Provided records

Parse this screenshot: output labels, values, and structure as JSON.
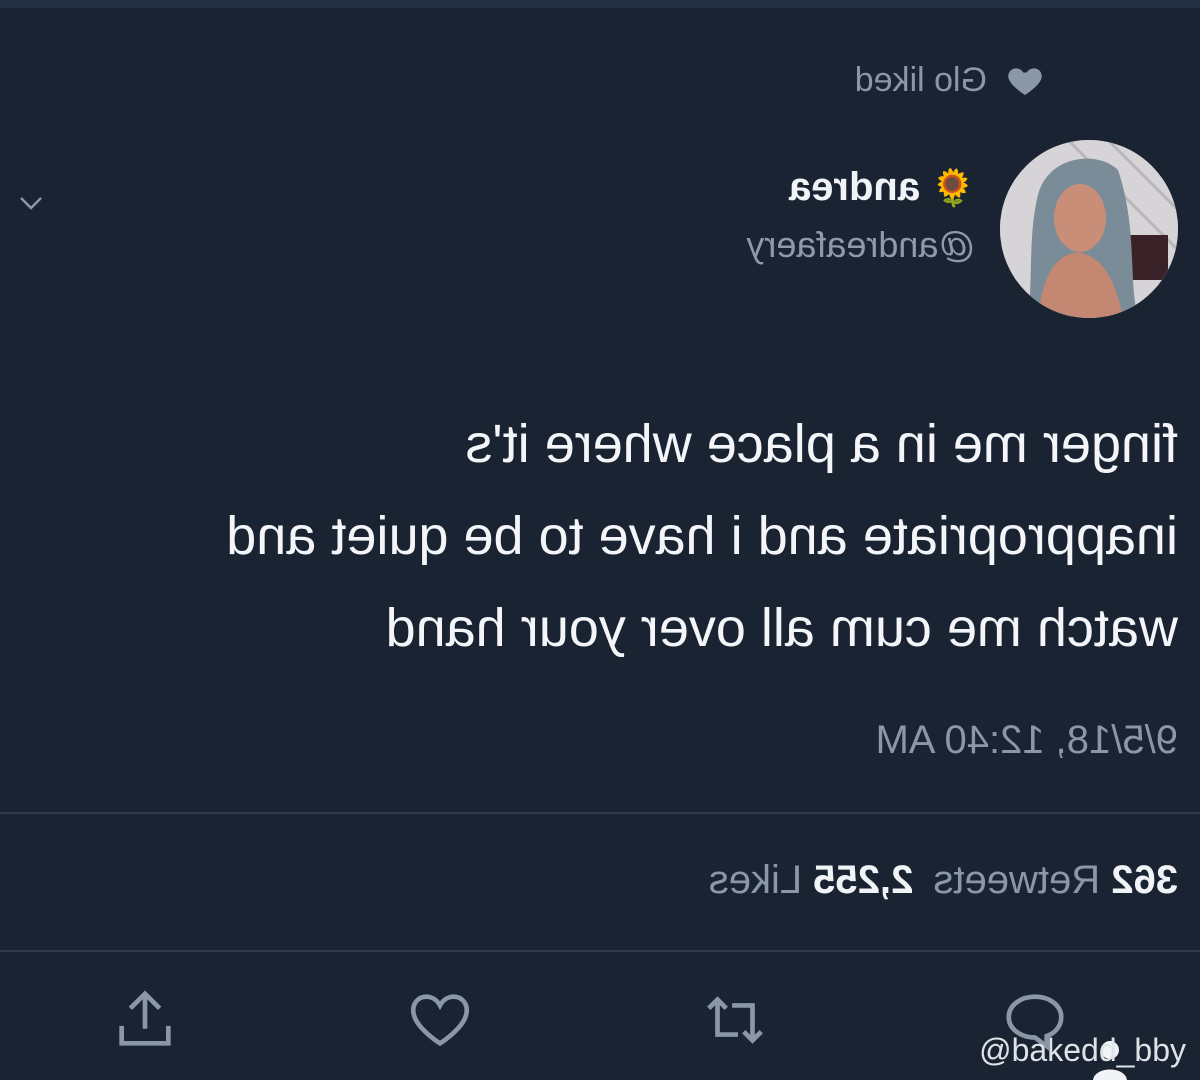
{
  "social_context": {
    "text": "Glo liked",
    "icon": "heart-icon"
  },
  "author": {
    "display_name": "andrea",
    "emoji": "🌻",
    "handle": "@andreafaery"
  },
  "tweet": {
    "lines": [
      "finger me in a place where it's",
      "inappropriate and i have to be quiet and",
      "watch me cum all over your hand"
    ],
    "timestamp": "9/5/18, 12:40 AM"
  },
  "stats": {
    "retweets_count": "362",
    "retweets_label": "Retweets",
    "likes_count": "2,255",
    "likes_label": "Likes"
  },
  "actions": {
    "reply_icon": "reply-icon",
    "retweet_icon": "retweet-icon",
    "like_icon": "heart-outline-icon",
    "share_icon": "share-icon"
  },
  "watermark": "@bakedd_bby",
  "colors": {
    "background": "#192332",
    "text_primary": "#f3f5f8",
    "text_secondary": "#8a97a6"
  }
}
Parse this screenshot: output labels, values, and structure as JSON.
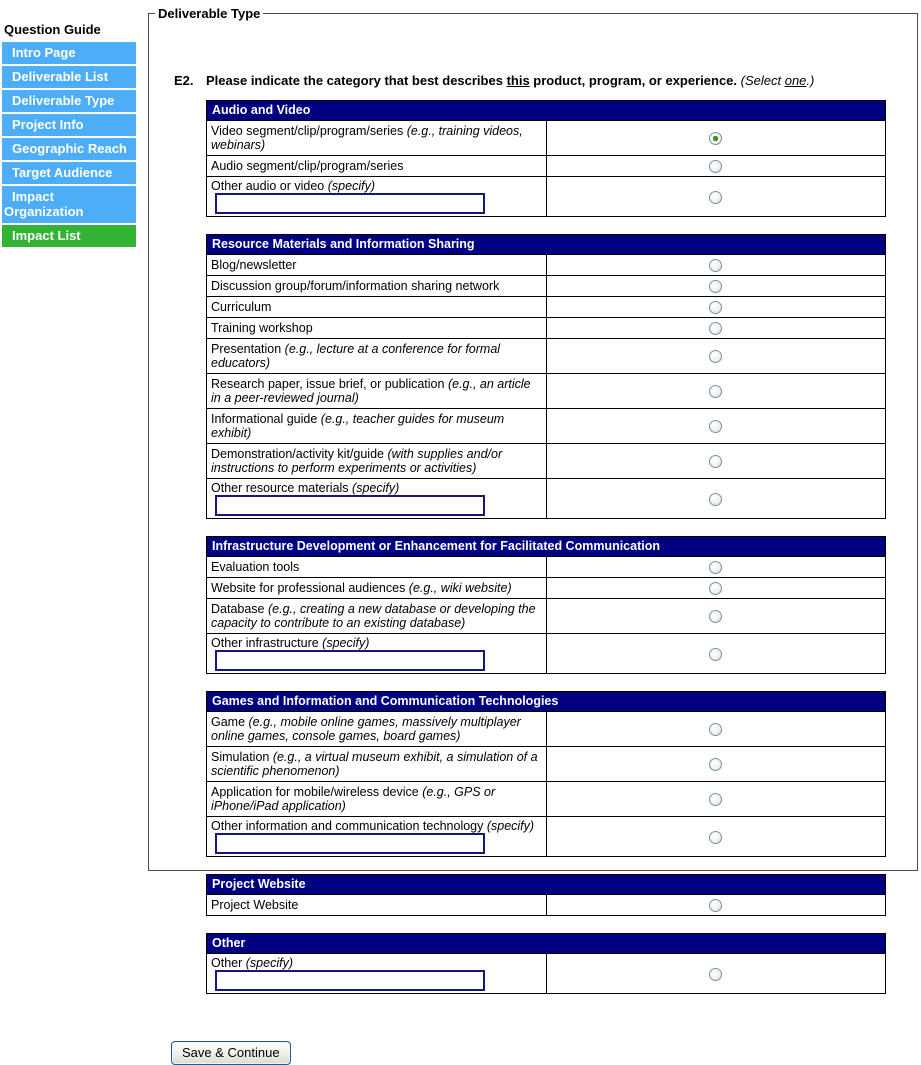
{
  "sidebar": {
    "title": "Question Guide",
    "items": [
      {
        "label": "Intro Page",
        "color": "blue"
      },
      {
        "label": "Deliverable List",
        "color": "blue"
      },
      {
        "label": "Deliverable Type",
        "color": "blue"
      },
      {
        "label": "Project Info",
        "color": "blue"
      },
      {
        "label": "Geographic Reach",
        "color": "blue"
      },
      {
        "label": "Target Audience",
        "color": "blue"
      },
      {
        "label": "Impact Organization",
        "color": "blue"
      },
      {
        "label": "Impact List",
        "color": "green"
      }
    ]
  },
  "main": {
    "legend": "Deliverable Type",
    "question": {
      "number": "E2.",
      "before": "Please indicate the category that best describes ",
      "underlined": "this",
      "after": " product, program, or experience. ",
      "note_pre": "(Select ",
      "note_underlined": "one",
      "note_post": ".)"
    },
    "groups": [
      {
        "header": "Audio and Video",
        "rows": [
          {
            "label": "Video segment/clip/program/series ",
            "example": "(e.g., training videos, webinars)",
            "selected": true
          },
          {
            "label": "Audio segment/clip/program/series",
            "selected": false
          },
          {
            "label": "Other audio or video ",
            "example": "(specify)",
            "has_input": true,
            "input_value": "",
            "selected": false
          }
        ]
      },
      {
        "header": "Resource Materials and Information Sharing",
        "rows": [
          {
            "label": "Blog/newsletter",
            "selected": false
          },
          {
            "label": "Discussion group/forum/information sharing network",
            "selected": false
          },
          {
            "label": "Curriculum",
            "selected": false
          },
          {
            "label": "Training workshop",
            "selected": false
          },
          {
            "label": "Presentation ",
            "example": "(e.g., lecture at a conference for formal educators)",
            "selected": false
          },
          {
            "label": "Research paper, issue brief, or publication ",
            "example": "(e.g., an article in a peer-reviewed journal)",
            "selected": false
          },
          {
            "label": "Informational guide ",
            "example": "(e.g., teacher guides for museum exhibit)",
            "selected": false
          },
          {
            "label": "Demonstration/activity kit/guide ",
            "example": "(with supplies and/or instructions to perform experiments or activities)",
            "selected": false
          },
          {
            "label": "Other resource materials ",
            "example": "(specify)",
            "has_input": true,
            "input_value": "",
            "selected": false
          }
        ]
      },
      {
        "header": "Infrastructure Development or Enhancement for Facilitated Communication",
        "rows": [
          {
            "label": "Evaluation tools",
            "selected": false
          },
          {
            "label": "Website for professional audiences ",
            "example": "(e.g., wiki website)",
            "selected": false
          },
          {
            "label": "Database ",
            "example": "(e.g., creating a new database or developing the capacity to contribute to an existing database)",
            "selected": false
          },
          {
            "label": "Other infrastructure ",
            "example": "(specify)",
            "has_input": true,
            "input_value": "",
            "selected": false
          }
        ]
      },
      {
        "header": "Games and Information and Communication Technologies",
        "rows": [
          {
            "label": "Game ",
            "example": "(e.g., mobile online games, massively multiplayer online games, console games, board games)",
            "selected": false
          },
          {
            "label": "Simulation ",
            "example": "(e.g., a virtual museum exhibit, a simulation of a scientific phenomenon)",
            "selected": false
          },
          {
            "label": "Application for mobile/wireless device ",
            "example": "(e.g., GPS or iPhone/iPad application)",
            "selected": false
          },
          {
            "label": "Other information and communication technology ",
            "example": "(specify)",
            "has_input": true,
            "input_value": "",
            "selected": false
          }
        ]
      },
      {
        "header": "Project Website",
        "rows": [
          {
            "label": "Project Website",
            "selected": false
          }
        ]
      },
      {
        "header": "Other",
        "rows": [
          {
            "label": "Other ",
            "example": "(specify)",
            "has_input": true,
            "input_value": "",
            "selected": false
          }
        ]
      }
    ],
    "save_button": "Save & Continue"
  },
  "colors": {
    "sidebar_blue": "#4daef7",
    "sidebar_green": "#33b333",
    "group_header_navy": "#000080",
    "selected_radio_dot": "#2fa62f"
  },
  "icons": {
    "radio_selected": "radio-selected-icon",
    "radio_unselected": "radio-unselected-icon"
  }
}
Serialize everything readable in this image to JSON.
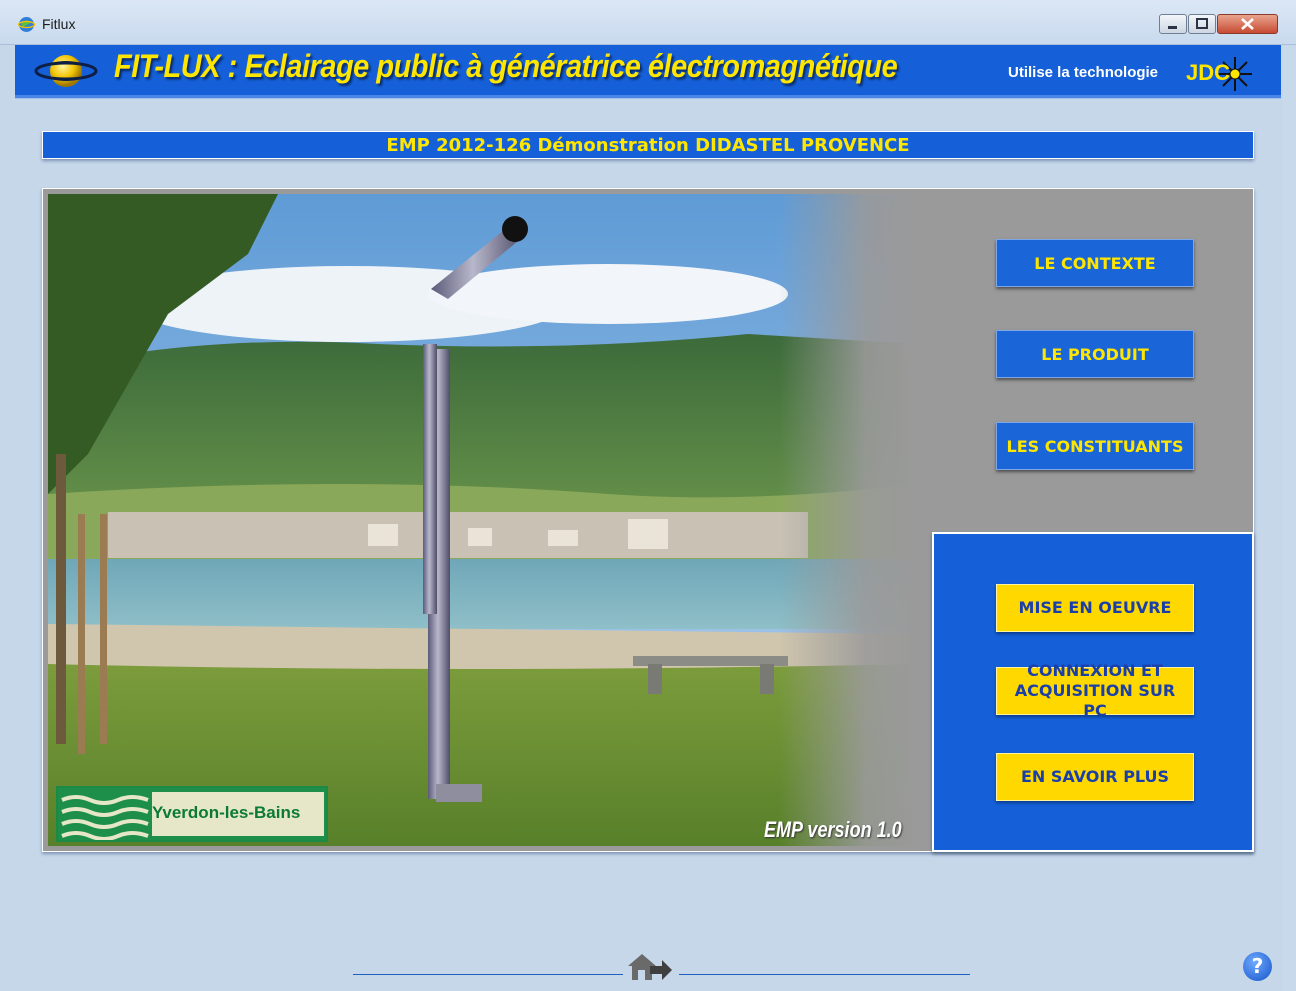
{
  "window": {
    "title": "Fitlux"
  },
  "header": {
    "title": "FIT-LUX : Eclairage public à génératrice électromagnétique",
    "tech_label": "Utilise la technologie",
    "tech_logo_text": "JDC"
  },
  "banner": {
    "text": "EMP 2012-126 Démonstration DIDASTEL PROVENCE"
  },
  "photo": {
    "town_label": "Yverdon-les-Bains",
    "version_label": "EMP version 1.0"
  },
  "menu": {
    "primary": [
      {
        "label": "LE CONTEXTE"
      },
      {
        "label": "LE PRODUIT"
      },
      {
        "label": "LES CONSTITUANTS"
      }
    ],
    "secondary": [
      {
        "label": "MISE EN OEUVRE"
      },
      {
        "label": "CONNEXION ET ACQUISITION SUR PC"
      },
      {
        "label": "EN SAVOIR PLUS"
      }
    ]
  },
  "footer": {
    "help_symbol": "?"
  },
  "colors": {
    "brand_blue": "#1560d8",
    "accent_yellow": "#ffe600",
    "button_yellow": "#ffd800",
    "panel_gray": "#9a9a9a"
  }
}
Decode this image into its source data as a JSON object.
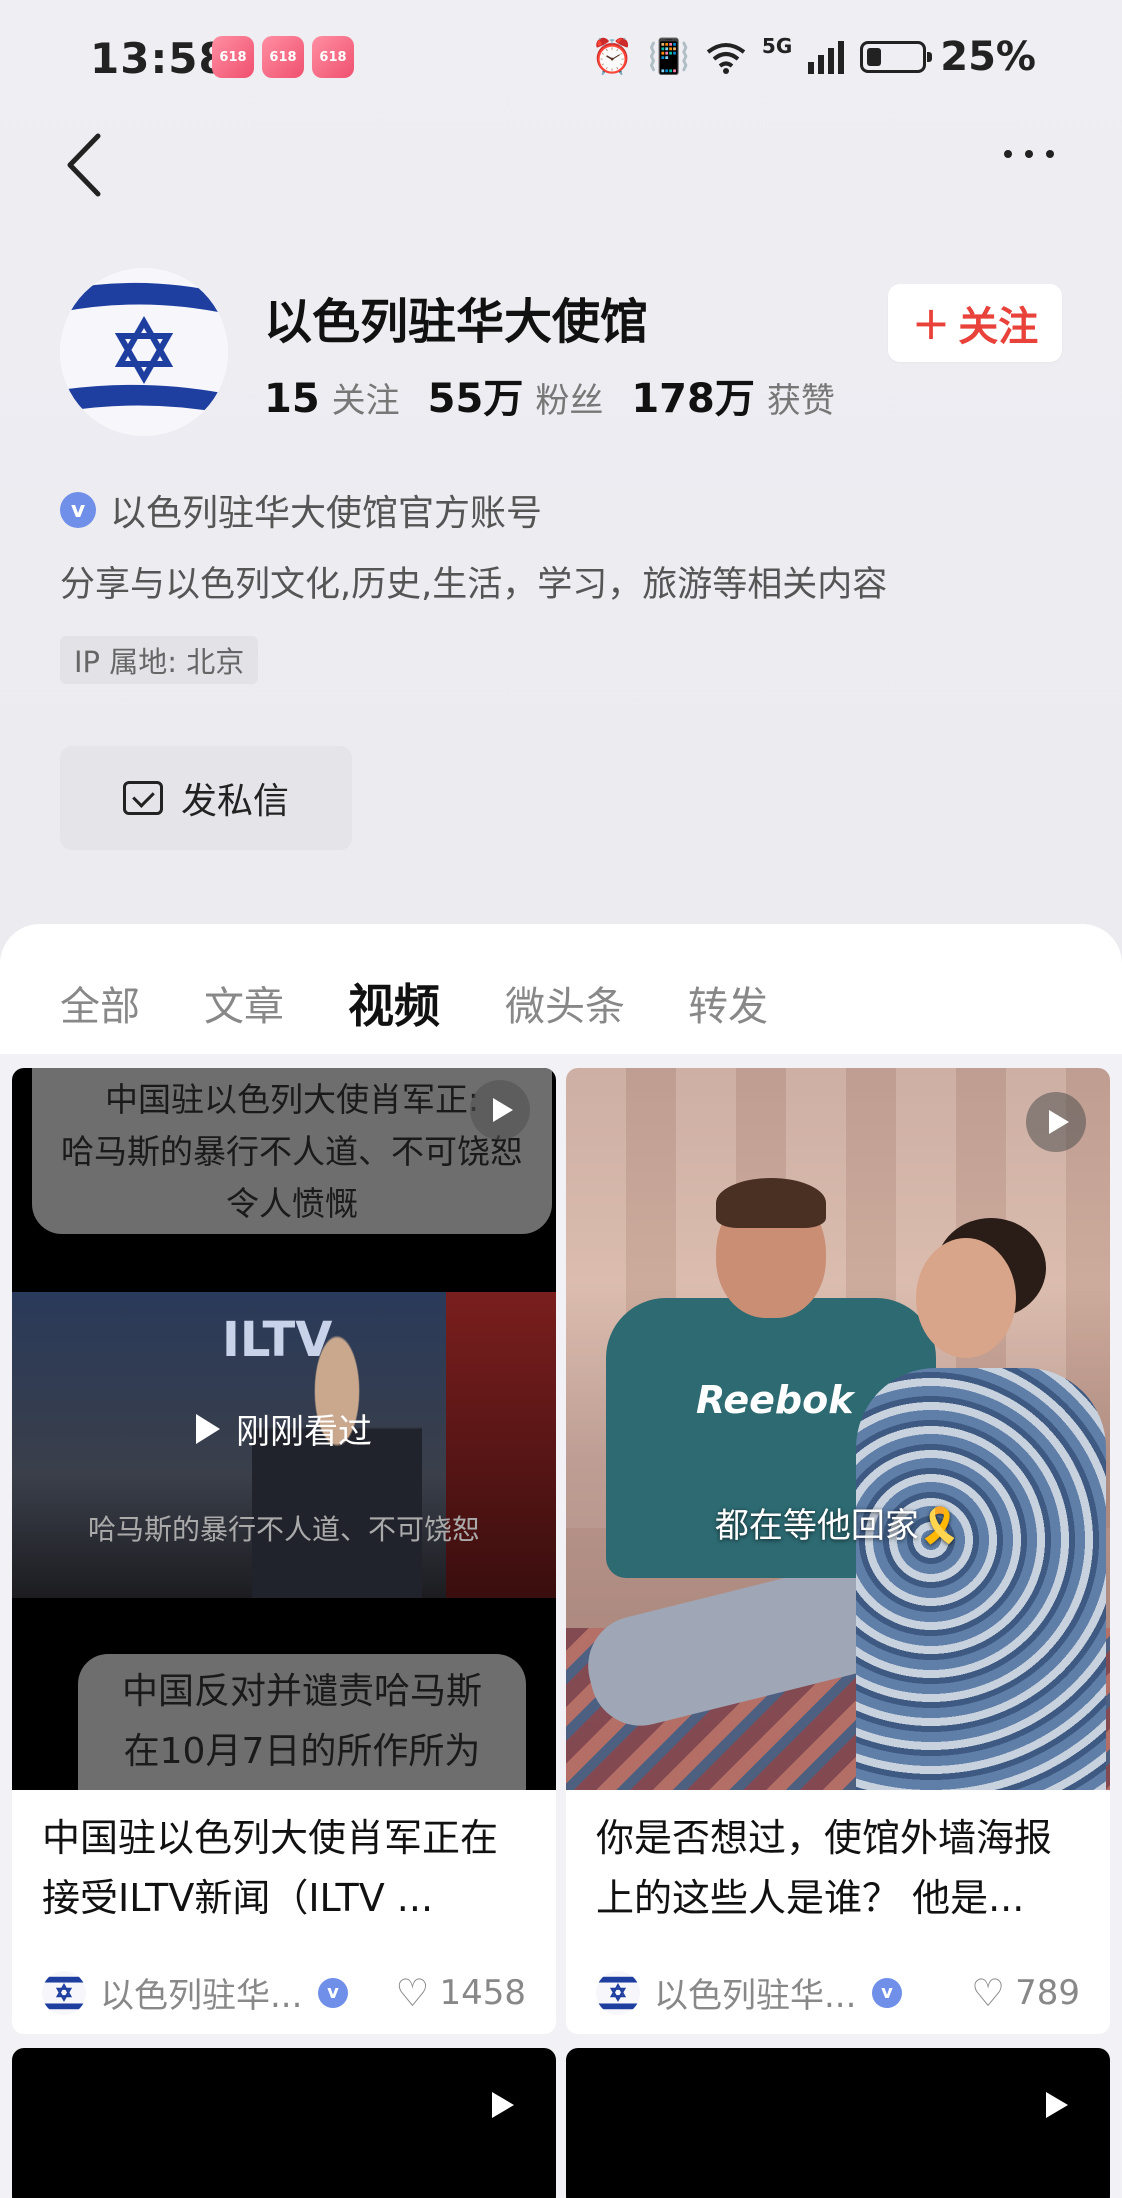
{
  "status_bar": {
    "time": "13:58",
    "badges": [
      "618",
      "618",
      "618"
    ],
    "network": "5G",
    "battery": "25%"
  },
  "profile": {
    "name": "以色列驻华大使馆",
    "stats": [
      {
        "num": "15",
        "label": "关注"
      },
      {
        "num": "55万",
        "label": "粉丝"
      },
      {
        "num": "178万",
        "label": "获赞"
      }
    ],
    "follow_label": "关注",
    "verified_text": "以色列驻华大使馆官方账号",
    "bio": "分享与以色列文化,历史,生活，学习，旅游等相关内容",
    "ip": "IP 属地: 北京",
    "message_label": "发私信"
  },
  "tabs": [
    {
      "label": "全部",
      "active": false
    },
    {
      "label": "文章",
      "active": false
    },
    {
      "label": "视频",
      "active": true
    },
    {
      "label": "微头条",
      "active": false
    },
    {
      "label": "转发",
      "active": false
    }
  ],
  "videos": [
    {
      "thumb_top_text_1": "中国驻以色列大使肖军正:",
      "thumb_top_text_2": "哈马斯的暴行不人道、不可饶恕",
      "thumb_top_text_3": "令人愤慨",
      "thumb_logo": "ILTV",
      "watched_label": "刚刚看过",
      "thumb_sub": "哈马斯的暴行不人道、不可饶恕",
      "thumb_bottom_text_1": "中国反对并谴责哈马斯",
      "thumb_bottom_text_2": "在10月7日的所作所为",
      "title": "中国驻以色列大使肖军正在接受ILTV新闻（ILTV ...",
      "author": "以色列驻华...",
      "likes": "1458"
    },
    {
      "thumb_brand": "Reebok",
      "thumb_overlay": "都在等他回家🎗️",
      "title": "你是否想过，使馆外墙海报上的这些人是谁？ 他是...",
      "author": "以色列驻华...",
      "likes": "789"
    }
  ],
  "icons": {
    "back": "back-arrow-icon",
    "more": "more-dots-icon",
    "verified": "v",
    "mail": "mail-icon",
    "heart": "♡",
    "play": "play-icon"
  },
  "colors": {
    "accent": "#e8423a",
    "verified": "#6f8fe8",
    "flag_blue": "#1f3fa0"
  }
}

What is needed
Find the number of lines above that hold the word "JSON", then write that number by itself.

Answer box
4